It's been a strange and difficult season for Tim Ream, as it has for the New York Red Bulls in general. Thrust into the spotlight after a successful first year for the second round draft pick from Saint Louis University, he played for the United States in the Gold Cup, was selected for the MLS All-Star Game and has been followed by Arsenal, something that lead many to come to the conclusion that Ream could do no wrong (*insert Arsenal defence joke*).
Unfortunately for Ream, though, he has shown some limitations this season, which is understandable for someone in their second professional season. His positioning and physicality has been poor at times, no better exemplified by the goal scored by Jamie Ayovi, where the Ecuadorian got in front of Ream to head past Tim Howard. His performances for the Red Bulls haven't been much better, as the Red Bulls have failed to hold onto to leads and have given up some silly goals over the course of the MLS season. In September, Ream was one of the implied recipients of Rafa Marquez's comments about the Red Bull defence, after Ream's bad pass gave Real Salt Lake a 1-0 lead.
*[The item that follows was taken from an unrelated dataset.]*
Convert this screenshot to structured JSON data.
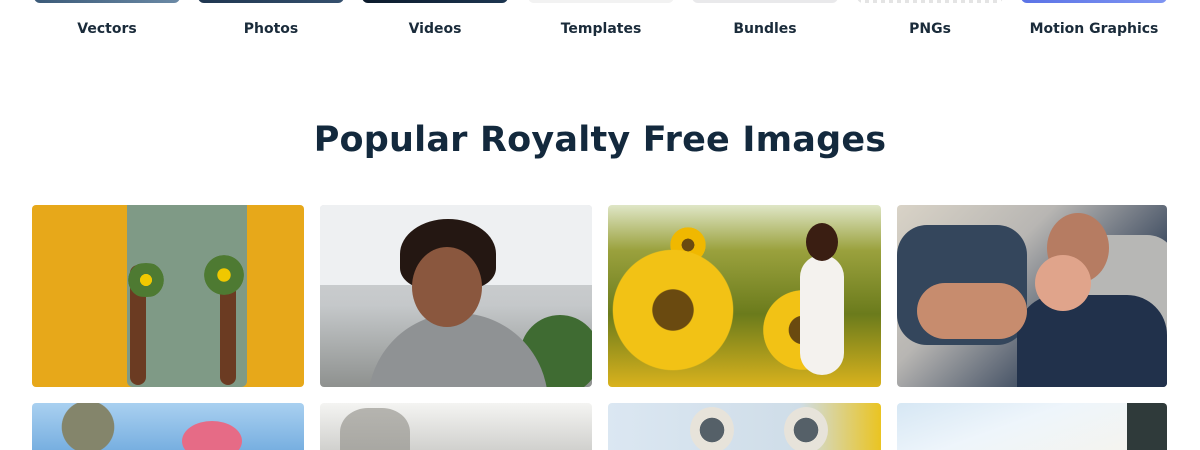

Since Marquez's comments, Ream has formed a solid partnership with Steven Keel, and his performances have improved. His passing has always been a strong suit, leading to comparisons to Rio Ferdinand by his manager, Hans Backe. His tackling and heading, though, along with his positional sense, has improved in recent weeks, culminating in yesterday's excellent performance against the Philadelphia Union.
Up against one of the more inform strikers of the league, Sebastien Le Toux, Ream and Keel had an excellent game, limiting Le Toux to just one shot and Philadelphia to one shot on target overall. His passing was a good 77%, and most of his unsuccessful passes were long balls into the channel. When Ream decided to play it short, he rarely gave the ball away, enabling the Red Bulls to maintain possession and take the tempo out of the game. He made seven clearances, three interceptions and didn't lose a tackle. When the Red Bulls were under pressure in the second half, Ream was equal to the set pieces and numerous crosses. It was a remarkably composed performance, something that has been rare this season.
At this point, it must be remembered that Ream has played less than 60 league games. It's his second season and he's a second round draftee. Because he can pass the ball somewhat well, a rare trait for American center backs, he's been labelled, perhaps unfairly, as the next big American prospect to go to Europe, and someone who is like Rio Ferdinand. Rio Ferdinand, though, made mistakes within his first 60 games. Most young defenders do, because of a lack of experience. If we remember that about Ream, maybe we won't be so quick to label him as a failure, and maybe we can lower our expectations of him until he becomes more experienced. Hyping up Freddy Adu and Jozy Altidore didn't work for US Soccer, which indicates it's time for a different approach.